This doesn't seem to be an established route in RMNP, and it really is only a slight variation of the Tyndall Glacier route, but I doubt I'm the only one who has ever climbed this, and I want to present it as an option for those who want some snow and rock on the same outing.
If you're in good shape, this also makes a solid half-day foray. I had to catch a late-afternoon flight home but wanted something more than a hike that I could complete by noon at the latest. By climbing the route described here and descending via the Flattop Mountain Trail, I was able to complete the whole thing before 11 with a 6 A.M. start.
You'll want to start that early (or earlier) in any event because storms move in quickly here and more than half the route is at or above timberline.
This route involves Class 4 rock, and snow up to 50 degrees.
Hallett Peak and Flattop Mountain, with the Tyndall Glacier Rock Variation
Enter Rocky Mountain National Park on the east side and drive Bear Lake Road to its end. Go very early if you want to get a parking spot; otherwise, use the free shuttle system.
Tyndall Glacier-- Rock Variation
One-way distance is around 4 miles, with about 3300' of elevation gain. Expect moderate to steep snow and loose, Class 4 rock.
Hike the scenic 1.8-mile trail to Emerald Lake. Early in the morning, this is a quiet, inspiring hike. After continental breakfast ends at most hotels, this hike becomes an exercise in pondering the morality of government-imposed birth control.

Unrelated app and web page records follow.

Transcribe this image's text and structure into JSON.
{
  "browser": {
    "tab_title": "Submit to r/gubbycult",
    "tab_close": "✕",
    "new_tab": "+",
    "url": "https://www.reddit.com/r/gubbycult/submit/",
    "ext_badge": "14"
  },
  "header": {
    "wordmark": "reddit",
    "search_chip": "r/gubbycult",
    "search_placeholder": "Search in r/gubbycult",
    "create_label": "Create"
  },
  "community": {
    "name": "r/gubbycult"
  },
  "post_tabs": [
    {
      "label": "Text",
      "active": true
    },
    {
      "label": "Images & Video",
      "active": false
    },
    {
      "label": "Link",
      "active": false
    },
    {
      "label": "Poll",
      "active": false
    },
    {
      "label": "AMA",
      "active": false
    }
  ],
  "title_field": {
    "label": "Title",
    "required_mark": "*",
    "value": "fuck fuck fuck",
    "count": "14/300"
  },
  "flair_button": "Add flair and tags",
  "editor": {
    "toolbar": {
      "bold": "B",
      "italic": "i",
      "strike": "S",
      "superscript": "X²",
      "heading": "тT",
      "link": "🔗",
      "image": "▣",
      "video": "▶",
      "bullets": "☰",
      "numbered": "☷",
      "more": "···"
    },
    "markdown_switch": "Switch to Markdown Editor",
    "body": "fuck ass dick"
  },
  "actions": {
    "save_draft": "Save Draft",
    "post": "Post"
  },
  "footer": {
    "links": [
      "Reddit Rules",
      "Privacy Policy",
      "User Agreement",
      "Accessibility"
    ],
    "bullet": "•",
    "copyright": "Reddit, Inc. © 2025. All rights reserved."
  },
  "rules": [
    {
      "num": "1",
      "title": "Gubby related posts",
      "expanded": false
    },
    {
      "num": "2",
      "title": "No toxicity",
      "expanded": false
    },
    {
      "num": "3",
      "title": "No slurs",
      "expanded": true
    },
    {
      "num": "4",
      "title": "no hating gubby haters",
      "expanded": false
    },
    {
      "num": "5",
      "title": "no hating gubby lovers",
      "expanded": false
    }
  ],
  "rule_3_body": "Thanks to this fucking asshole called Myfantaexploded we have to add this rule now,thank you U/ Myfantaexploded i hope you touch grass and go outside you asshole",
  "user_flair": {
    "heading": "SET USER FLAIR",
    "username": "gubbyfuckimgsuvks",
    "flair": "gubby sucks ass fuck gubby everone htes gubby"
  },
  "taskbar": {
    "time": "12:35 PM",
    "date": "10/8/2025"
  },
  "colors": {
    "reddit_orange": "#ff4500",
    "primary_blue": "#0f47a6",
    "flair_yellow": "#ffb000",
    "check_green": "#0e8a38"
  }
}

From the slabs overlooking the lake, look left and notice a use trail heading up. Take this trail and then start working west up the gorge, below the impressive north face of Hallett and well above the south shore of Emerald Lake. (You can also stay lower and go straight up via the drainage, but it's my understanding that this is harder).
North Face of Hallett Peak
Although two very popular trails, both of which have views up the gorge or down into it, are close by, there is a nice wilderness feel as you ascend the gorge since only a relative few enter it.
The earlier in the summer it is, the more likely it is you will have to cross snowfields. None I crossed were steep, but an axe was still useful. I never felt the urge to put on my crampons.
In Tyndall Gorge
Your next significant landmark is a tarn fed by glacial meltwater.
Tarn Below Tyndall Glacier
From the tarn, scramble up to the glacier's terminal moraine and then to the glacier itself.
Now notice a rock "island" to your left amid the steepest side of the glacier, where the snow can get from 55-60 degrees. How much of this rock island is exposed will obviously vary according to the year.
Tyndall Glacier and the island
Ascend to the base of the island and look around for the easiest way onto it. Because a moat will probably be surrounding the base, this isn't as easy as it looks from below. Once on the rock, scramble up the path of least resistance. Lower, I found the rock looser and more difficult-- call it Class 4 on some pretty rotten stuff. Higher, the rock is more stable and there is less difficulty and exposure.
Eventually, the island gives way to the "sea" again. You can climb straight up the snow (steep) or, if conditions are right, traverse right and slightly up to another, smaller island. This section, too, is steep, and you will want crampons in addition to your axe. Here, the snow is steep enough for self-arrest to possibly be difficult and the fall is long enough to be bad news.
If you do the latter, climb straight up the snow afterward and then pick up the cairned route for the final short distance to the summit. Or traverse right once again to talus slopes that lead to the cairned trail.
Try to hide the grin if you startle some hikers on their way over from Flattop Mountain.
To descend, hike to Flattop Mountain and take the trail all the way back. There are a lot of nice views along the way, but expect plenty of company.
Hallett Peak and the Coming Storm
If you want a little more quiet on the return, return to Tyndall Glacier and glissade down and then clamber back to Emerald Lake. However, the trail back from there is likely to be even more crowded than the Flattop Mountain Trail, though it is shorter and not as steep. If you're going to do this, look for the sign pictured below and glissade from below it or from somewhere to the left; the grade becomes less steep the more to the left you go.
Sign Above Tyndall Glacier
Essential GearHelmet, axe, crampons